I went today instead, to start my 2014 New Hythe lakes list. Terry Laws (one of said hardier souls) was already in the car park. He was already 40 species up on me but hey, the first forty are the easiest aren't they?
At the river, under very welcome blue skies we added Lapwing, Heron, Teal, GBB Gull, Little Grebe, Buzzard, Jackdaw and Rook. The latter two being seen more regularly now than in previous years. Although the tide was out, the run off of water from the still flooded upper Medway was keeping the levels high. Because of this the hoped for waders didn't turn up, although we did hear a Redshank later but were unable to find it for the list.
A Kingfisher zipped across the corner of the sunken marsh, which was almost empty save for a couple of Fieldfares, an invisible Cetti's and the odd Blackbird. Around the edge of the marsh a small group of Bullfinches looked handsome in the sun, while a Jay flashing its white rump and a single Greenfinch were seen along the southern end of the river.
On the flooded Abbey Mead the flock of sleepy Pochards were still sleeping towards the southern end of the lake. They looked great in the sunlight too, but as usual managed to maintain their distant position despite being asleep. We scanned the rest of the lake in the hope of finding a Wigeon or two but Coot, Moorhen, Gt Crested Grebes, Gadwalls, Tufted Ducks, Mallards and a welcome Shoveler or two were pretty much all we could see.
Green Woodpecker made the list as we crossed the east scrub, along with the odd Redwing and Song Thrush.
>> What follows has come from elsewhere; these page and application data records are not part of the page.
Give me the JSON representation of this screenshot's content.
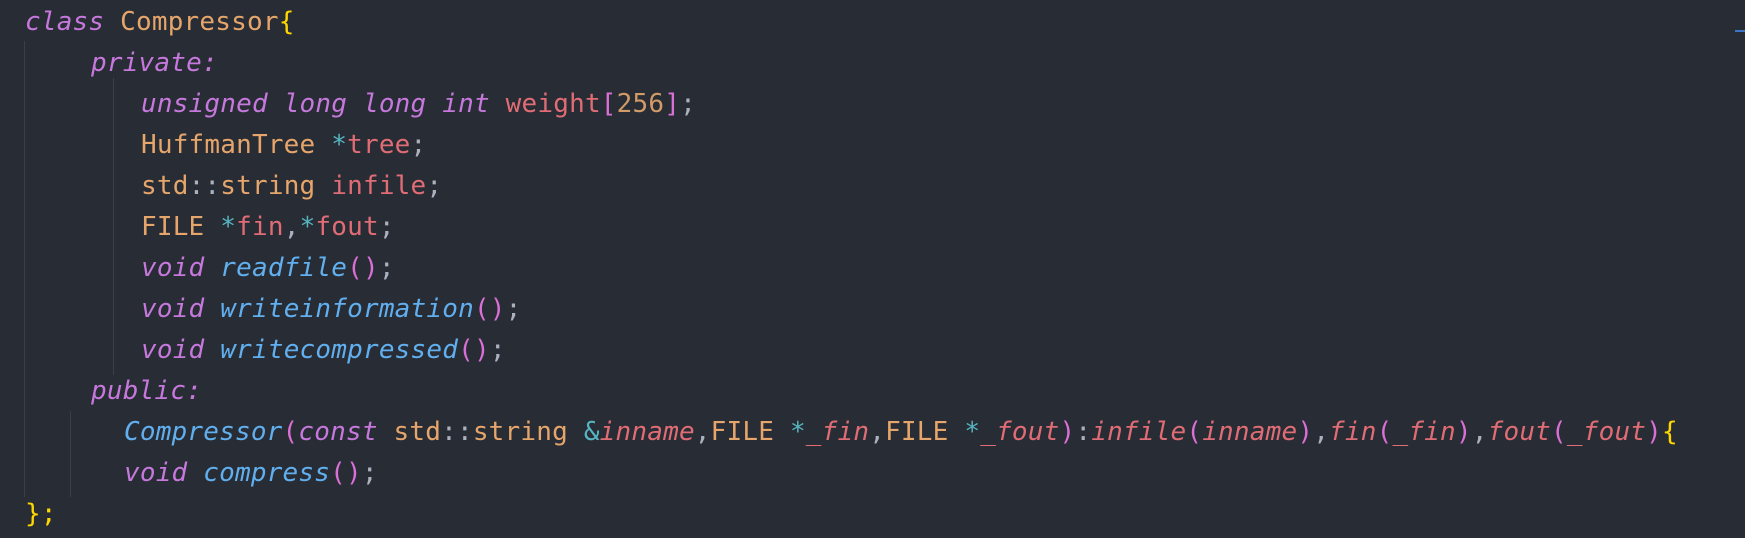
{
  "lines": [
    [
      {
        "t": "class",
        "c": "k"
      },
      {
        "t": " ",
        "c": "p"
      },
      {
        "t": "Compressor",
        "c": "t"
      },
      {
        "t": "{",
        "c": "b"
      }
    ],
    [
      {
        "t": "private:",
        "c": "k"
      }
    ],
    [
      {
        "t": "unsigned",
        "c": "k"
      },
      {
        "t": " ",
        "c": "p"
      },
      {
        "t": "long",
        "c": "k"
      },
      {
        "t": " ",
        "c": "p"
      },
      {
        "t": "long",
        "c": "k"
      },
      {
        "t": " ",
        "c": "p"
      },
      {
        "t": "int",
        "c": "k"
      },
      {
        "t": " ",
        "c": "p"
      },
      {
        "t": "weight",
        "c": "v"
      },
      {
        "t": "[",
        "c": "bp"
      },
      {
        "t": "256",
        "c": "n"
      },
      {
        "t": "]",
        "c": "bp"
      },
      {
        "t": ";",
        "c": "p"
      }
    ],
    [
      {
        "t": "HuffmanTree",
        "c": "t"
      },
      {
        "t": " ",
        "c": "p"
      },
      {
        "t": "*",
        "c": "o"
      },
      {
        "t": "tree",
        "c": "v"
      },
      {
        "t": ";",
        "c": "p"
      }
    ],
    [
      {
        "t": "std",
        "c": "t"
      },
      {
        "t": "::",
        "c": "p"
      },
      {
        "t": "string",
        "c": "t"
      },
      {
        "t": " ",
        "c": "p"
      },
      {
        "t": "infile",
        "c": "v"
      },
      {
        "t": ";",
        "c": "p"
      }
    ],
    [
      {
        "t": "FILE",
        "c": "t"
      },
      {
        "t": " ",
        "c": "p"
      },
      {
        "t": "*",
        "c": "o"
      },
      {
        "t": "fin",
        "c": "v"
      },
      {
        "t": ",",
        "c": "p"
      },
      {
        "t": "*",
        "c": "o"
      },
      {
        "t": "fout",
        "c": "v"
      },
      {
        "t": ";",
        "c": "p"
      }
    ],
    [
      {
        "t": "void",
        "c": "k"
      },
      {
        "t": " ",
        "c": "p"
      },
      {
        "t": "readfile",
        "c": "f"
      },
      {
        "t": "()",
        "c": "bp"
      },
      {
        "t": ";",
        "c": "p"
      }
    ],
    [
      {
        "t": "void",
        "c": "k"
      },
      {
        "t": " ",
        "c": "p"
      },
      {
        "t": "writeinformation",
        "c": "f"
      },
      {
        "t": "()",
        "c": "bp"
      },
      {
        "t": ";",
        "c": "p"
      }
    ],
    [
      {
        "t": "void",
        "c": "k"
      },
      {
        "t": " ",
        "c": "p"
      },
      {
        "t": "writecompressed",
        "c": "f"
      },
      {
        "t": "()",
        "c": "bp"
      },
      {
        "t": ";",
        "c": "p"
      }
    ],
    [
      {
        "t": "public:",
        "c": "k"
      }
    ],
    [
      {
        "t": "Compressor",
        "c": "f"
      },
      {
        "t": "(",
        "c": "bp"
      },
      {
        "t": "const",
        "c": "k"
      },
      {
        "t": " ",
        "c": "p"
      },
      {
        "t": "std",
        "c": "t"
      },
      {
        "t": "::",
        "c": "p"
      },
      {
        "t": "string",
        "c": "t"
      },
      {
        "t": " ",
        "c": "p"
      },
      {
        "t": "&",
        "c": "o"
      },
      {
        "t": "inname",
        "c": "vi"
      },
      {
        "t": ",",
        "c": "p"
      },
      {
        "t": "FILE",
        "c": "t"
      },
      {
        "t": " ",
        "c": "p"
      },
      {
        "t": "*",
        "c": "o"
      },
      {
        "t": "_fin",
        "c": "vi"
      },
      {
        "t": ",",
        "c": "p"
      },
      {
        "t": "FILE",
        "c": "t"
      },
      {
        "t": " ",
        "c": "p"
      },
      {
        "t": "*",
        "c": "o"
      },
      {
        "t": "_fout",
        "c": "vi"
      },
      {
        "t": ")",
        "c": "bp"
      },
      {
        "t": ":",
        "c": "p"
      },
      {
        "t": "infile",
        "c": "vi"
      },
      {
        "t": "(",
        "c": "bp"
      },
      {
        "t": "inname",
        "c": "vi"
      },
      {
        "t": ")",
        "c": "bp"
      },
      {
        "t": ",",
        "c": "p"
      },
      {
        "t": "fin",
        "c": "vi"
      },
      {
        "t": "(",
        "c": "bp"
      },
      {
        "t": "_fin",
        "c": "vi"
      },
      {
        "t": ")",
        "c": "bp"
      },
      {
        "t": ",",
        "c": "p"
      },
      {
        "t": "fout",
        "c": "vi"
      },
      {
        "t": "(",
        "c": "bp"
      },
      {
        "t": "_fout",
        "c": "vi"
      },
      {
        "t": ")",
        "c": "bp"
      },
      {
        "t": "{",
        "c": "b"
      }
    ],
    [
      {
        "t": "void",
        "c": "k"
      },
      {
        "t": " ",
        "c": "p"
      },
      {
        "t": "compress",
        "c": "f"
      },
      {
        "t": "()",
        "c": "bp"
      },
      {
        "t": ";",
        "c": "p"
      }
    ],
    [
      {
        "t": "};",
        "c": "b"
      }
    ]
  ]
}
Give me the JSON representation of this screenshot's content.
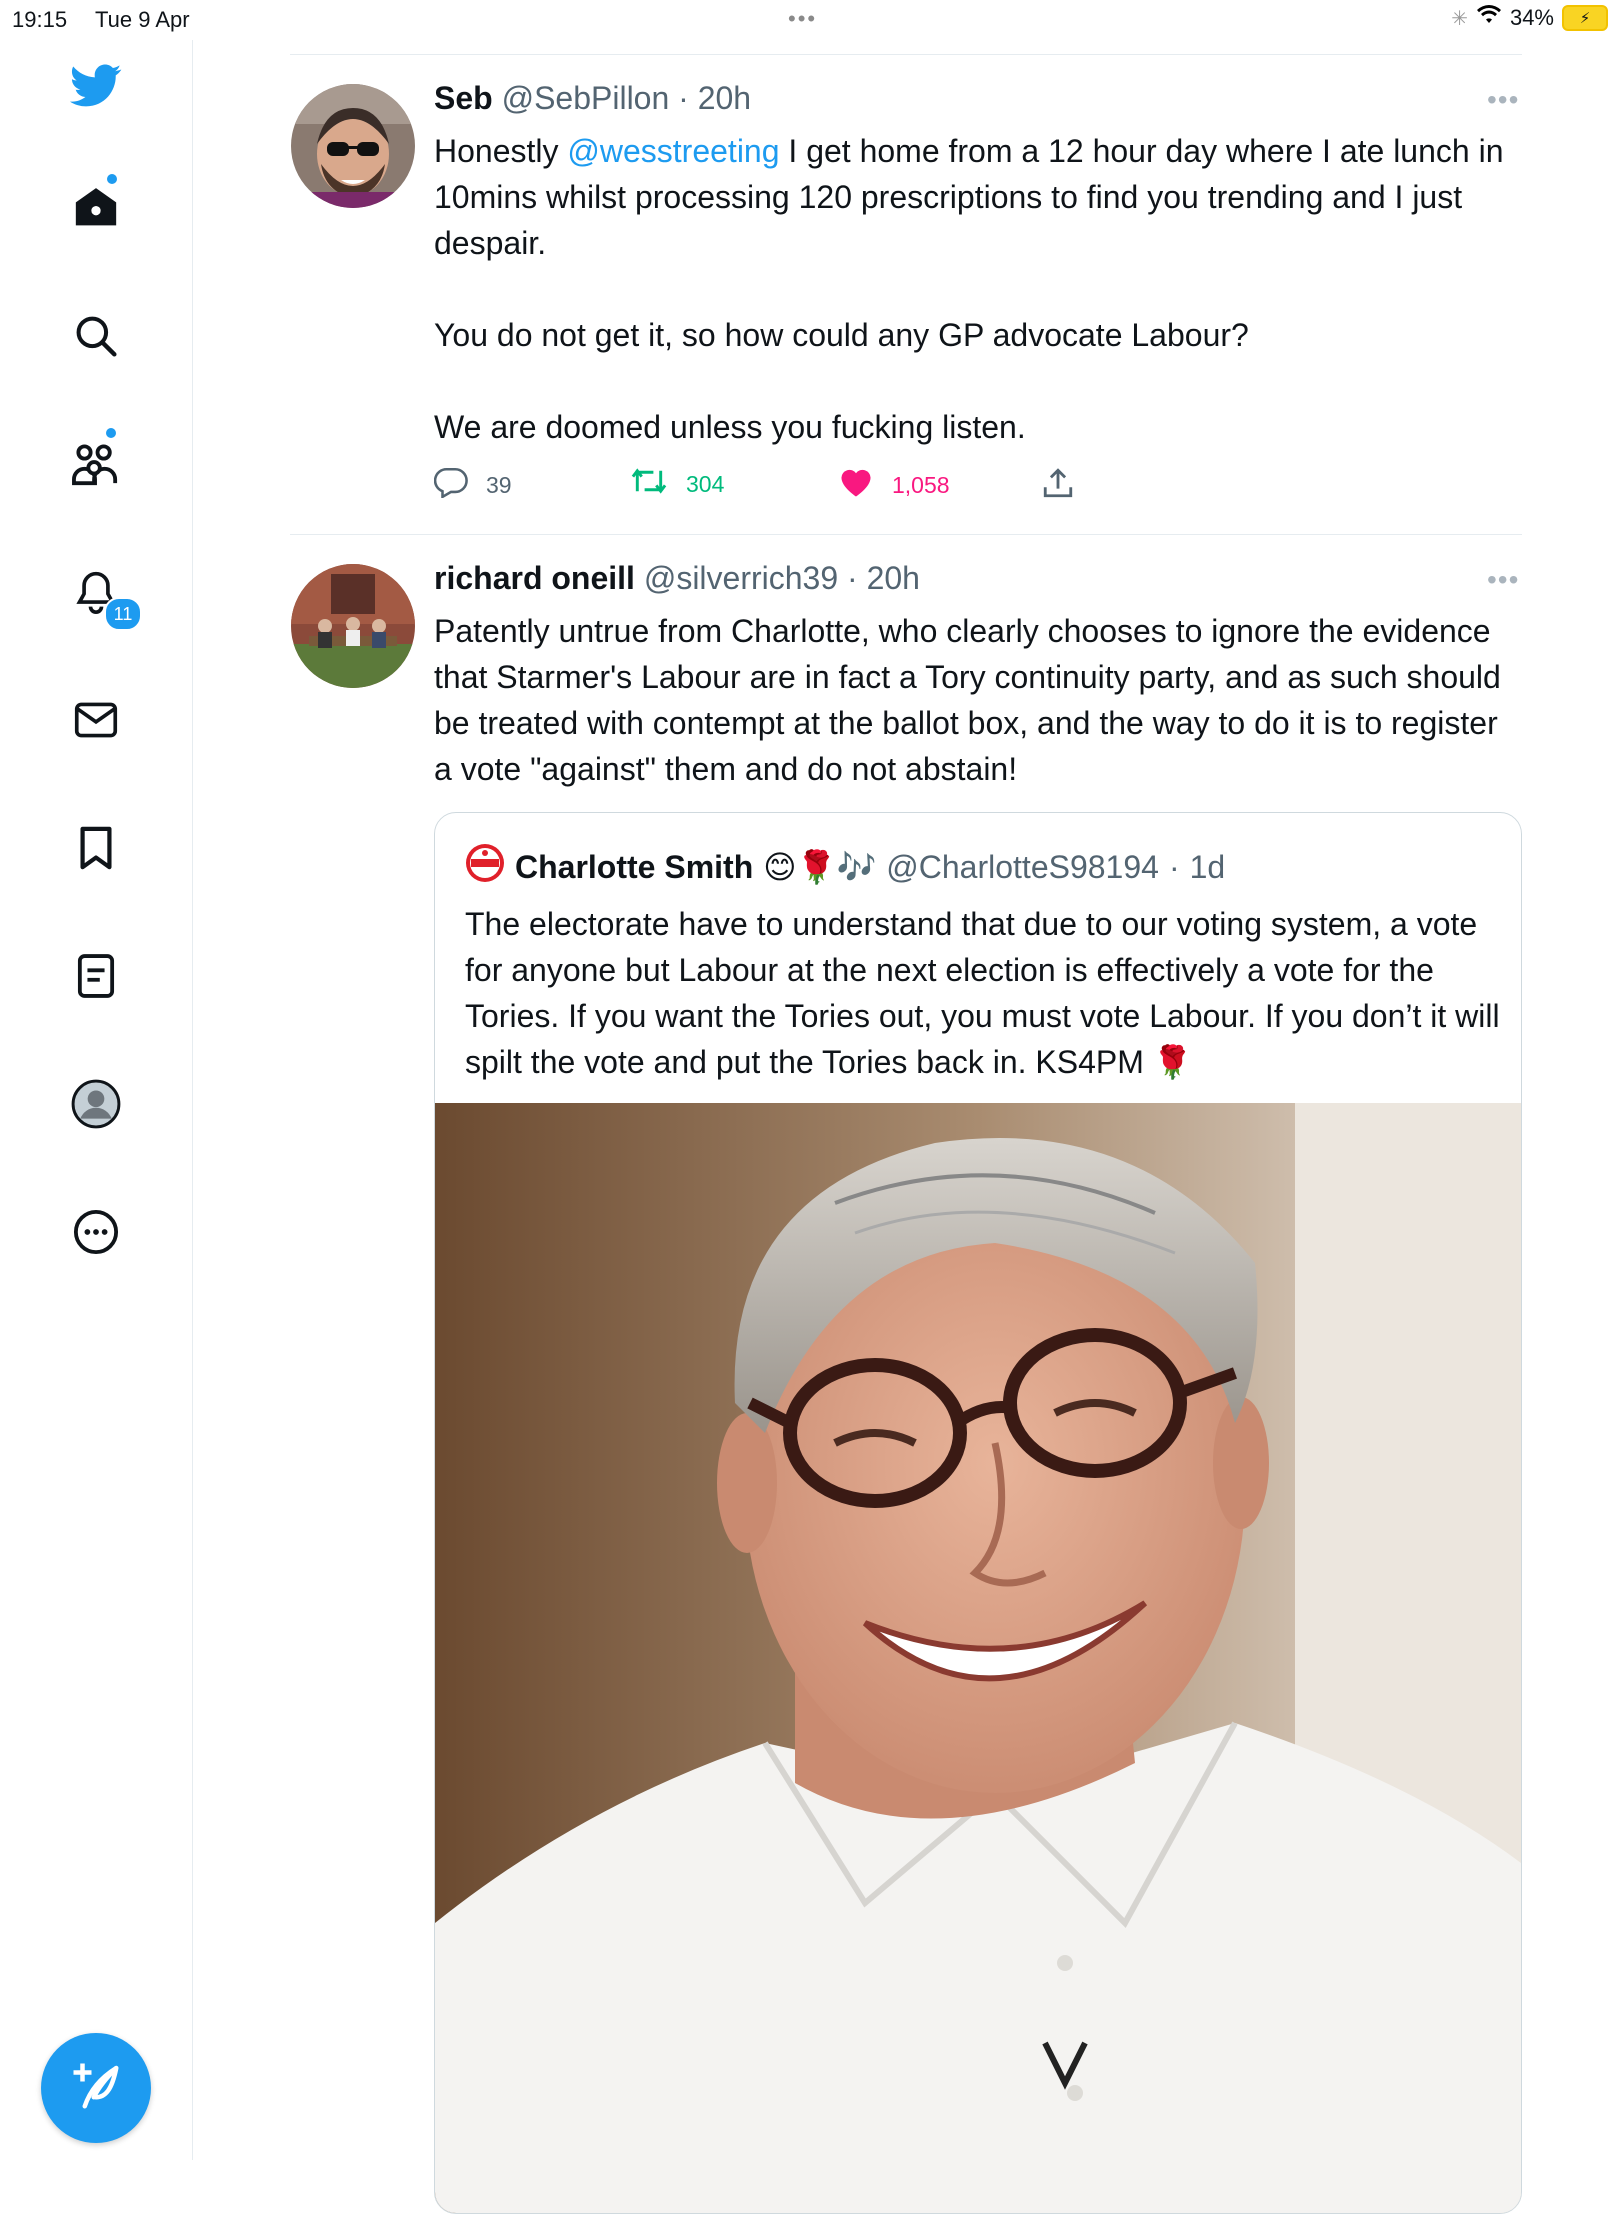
{
  "status_bar": {
    "time": "19:15",
    "date": "Tue 9 Apr",
    "dots": "•••",
    "battery": "34%"
  },
  "sidebar": {
    "notifications_badge": "11",
    "items": [
      {
        "name": "home",
        "icon": "home-icon",
        "has_dot": true
      },
      {
        "name": "explore",
        "icon": "search-icon",
        "has_dot": false
      },
      {
        "name": "communities",
        "icon": "people-icon",
        "has_dot": true
      },
      {
        "name": "notifications",
        "icon": "bell-icon",
        "has_dot": false
      },
      {
        "name": "messages",
        "icon": "envelope-icon",
        "has_dot": false
      },
      {
        "name": "bookmarks",
        "icon": "bookmark-icon",
        "has_dot": false
      },
      {
        "name": "lists",
        "icon": "list-icon",
        "has_dot": false
      },
      {
        "name": "profile",
        "icon": "avatar-icon",
        "has_dot": false
      },
      {
        "name": "more",
        "icon": "more-circle-icon",
        "has_dot": false
      }
    ],
    "compose_icon": "compose-icon"
  },
  "tweets": [
    {
      "name": "Seb",
      "handle": "@SebPillon",
      "separator": "·",
      "time": "20h",
      "more": "•••",
      "text_before": "Honestly ",
      "mention": "@wesstreeting",
      "text_after": " I get home from a 12 hour day where I ate lunch in 10mins whilst processing 120 prescriptions to find you trending and I just despair.\n\nYou do not get it, so how could any GP advocate Labour?\n\nWe are doomed unless you fucking listen.",
      "replies": "39",
      "retweets": "304",
      "likes": "1,058"
    },
    {
      "name": "richard oneill",
      "handle": "@silverrich39",
      "separator": "·",
      "time": "20h",
      "more": "•••",
      "text": "Patently untrue from Charlotte, who clearly chooses to ignore the evidence that Starmer's Labour are in fact a Tory continuity party, and as such should be treated with contempt at the ballot box, and the way to do it is to register a vote \"against\" them and do not abstain!",
      "quote": {
        "name": "Charlotte Smith",
        "emojis": "😊🌹🎶",
        "handle": "@CharlotteS98194",
        "separator": "·",
        "time": "1d",
        "text": "The electorate have to understand that due to our voting system, a vote for anyone but Labour at the next election is effectively a vote for the Tories. If you want the Tories out, you must vote Labour. If you don’t it will spilt the vote and put the Tories back in. KS4PM 🌹"
      }
    }
  ],
  "colors": {
    "accent": "#1d9bf0",
    "retweet": "#00ba7c",
    "like": "#f91880",
    "muted": "#536471",
    "border": "#e6ecf0"
  }
}
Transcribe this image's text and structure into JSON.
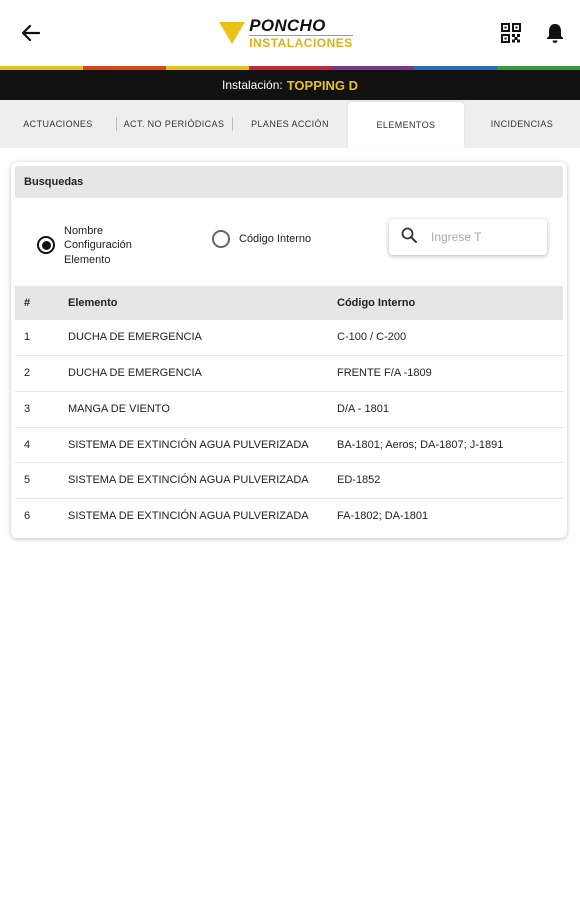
{
  "header": {
    "back_icon": "arrow-left-icon",
    "logo_top": "PONCHO",
    "logo_bottom": "INSTALACIONES",
    "qr_icon": "qr-code-icon",
    "bell_icon": "bell-icon"
  },
  "stripe_colors": [
    "#e8c21a",
    "#d9461b",
    "#e8c21a",
    "#c02a3a",
    "#7a3a8a",
    "#2a6ab4",
    "#3a9a3a"
  ],
  "installation": {
    "label": "Instalación:",
    "value": "TOPPING D"
  },
  "tabs": [
    {
      "label": "ACTUACIONES"
    },
    {
      "label": "ACT. NO PERIÓDICAS"
    },
    {
      "label": "PLANES ACCIÓN"
    },
    {
      "label": "ELEMENTOS"
    },
    {
      "label": "INCIDENCIAS"
    }
  ],
  "search": {
    "section_title": "Busquedas",
    "option1_label": "Nombre\nConfiguración\nElemento",
    "option2_label": "Código Interno",
    "placeholder": "Ingrese T"
  },
  "table": {
    "headers": [
      "#",
      "Elemento",
      "Código Interno"
    ],
    "rows": [
      {
        "num": "1",
        "elemento": "DUCHA DE EMERGENCIA",
        "codigo": "C-100 / C-200"
      },
      {
        "num": "2",
        "elemento": "DUCHA DE EMERGENCIA",
        "codigo": "FRENTE F/A -1809"
      },
      {
        "num": "3",
        "elemento": "MANGA DE VIENTO",
        "codigo": "D/A - 1801"
      },
      {
        "num": "4",
        "elemento": "SISTEMA DE EXTINCIÓN AGUA PULVERIZADA",
        "codigo": "BA-1801; Aeros; DA-1807; J-1891"
      },
      {
        "num": "5",
        "elemento": "SISTEMA DE EXTINCIÓN AGUA PULVERIZADA",
        "codigo": "ED-1852"
      },
      {
        "num": "6",
        "elemento": "SISTEMA DE EXTINCIÓN AGUA PULVERIZADA",
        "codigo": "FA-1802; DA-1801"
      }
    ]
  }
}
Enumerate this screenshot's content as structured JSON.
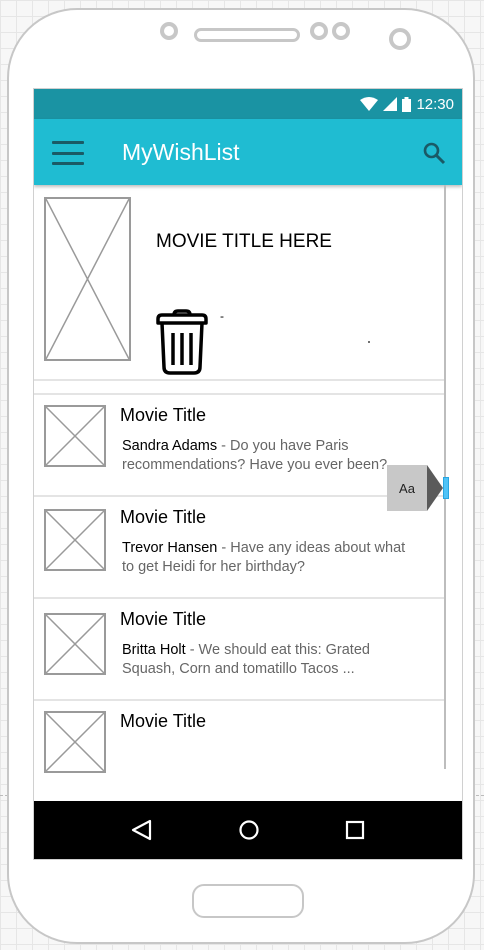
{
  "status_bar": {
    "time": "12:30"
  },
  "app_bar": {
    "title": "MyWishList"
  },
  "featured": {
    "title": "MOVIE TITLE HERE",
    "dash": "-"
  },
  "list": [
    {
      "title": "Movie Title",
      "sender": "Sandra Adams",
      "message": " - Do you have Paris",
      "message2": "recommendations? Have you ever been?"
    },
    {
      "title": "Movie Title",
      "sender": "Trevor Hansen",
      "message": " - Have any ideas about what",
      "message2": "to get Heidi for her birthday?"
    },
    {
      "title": "Movie Title",
      "sender": "Britta Holt",
      "message": " - We should eat this: Grated",
      "message2": "Squash, Corn and tomatillo Tacos ..."
    },
    {
      "title": "Movie Title",
      "sender": "",
      "message": "",
      "message2": ""
    }
  ],
  "tooltip": {
    "label": "Aa"
  },
  "icons": {
    "menu": "hamburger-icon",
    "search": "search-icon",
    "trash": "trash-icon",
    "back": "back-triangle-icon",
    "home": "home-circle-icon",
    "recents": "recents-square-icon"
  },
  "colors": {
    "status_bar": "#1a93a3",
    "app_bar": "#1fbcd2",
    "accent": "#4fc3f7"
  }
}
But the star was this Water Vole who munched his lunch unhurriedly in the ditch to the south of the west scrub. Courtesy no doubt, of the very mild temperatures at the moment.
Refreshments were taken at the Bittern viewpoint on Streamside. Unfortunately nobody had invited the Bittern. Worryingly there have been no reported sightings anywhere on site so far this winter. I hope they are just keeping their heads down (or should that be up), New Hythe without its most famous winter attraction would not be the same at all I think.
A chance glance into an Alder tree as we started to walk back had me calling Terry to check out no less than four Lesser Redpolls who were quietly feeding on seeds in the small cones of the tree. This is another difficult bird at New Hythe, I only saw one last year so a great tick for the year list.
As we walked back across the east scrub our old friend the Kestrel was seen perched in the top of a small tree. It flew just as I took the pictures and I was sure i'd missed it, so was pleasantly surprised to get something at least. It was here too that we watched a Peacock butterfly flutter by, the latest (or earliest) i've ever seen.
In the fishermen's car park at Abbey Mead we spotted this Grey Wagtail which stayed out of reach of the cameras while on the ground and then flew up into a tree and remained half hidden behind the branches. Don't often see them in trees. The last two species were seen back at the car park, a Sparrowhawk and finally a Great Spotted Woodpecker, a great spot by Terry as it flew silently over our heads bringing the day's total to 51 species. If only the next 51 were as easy!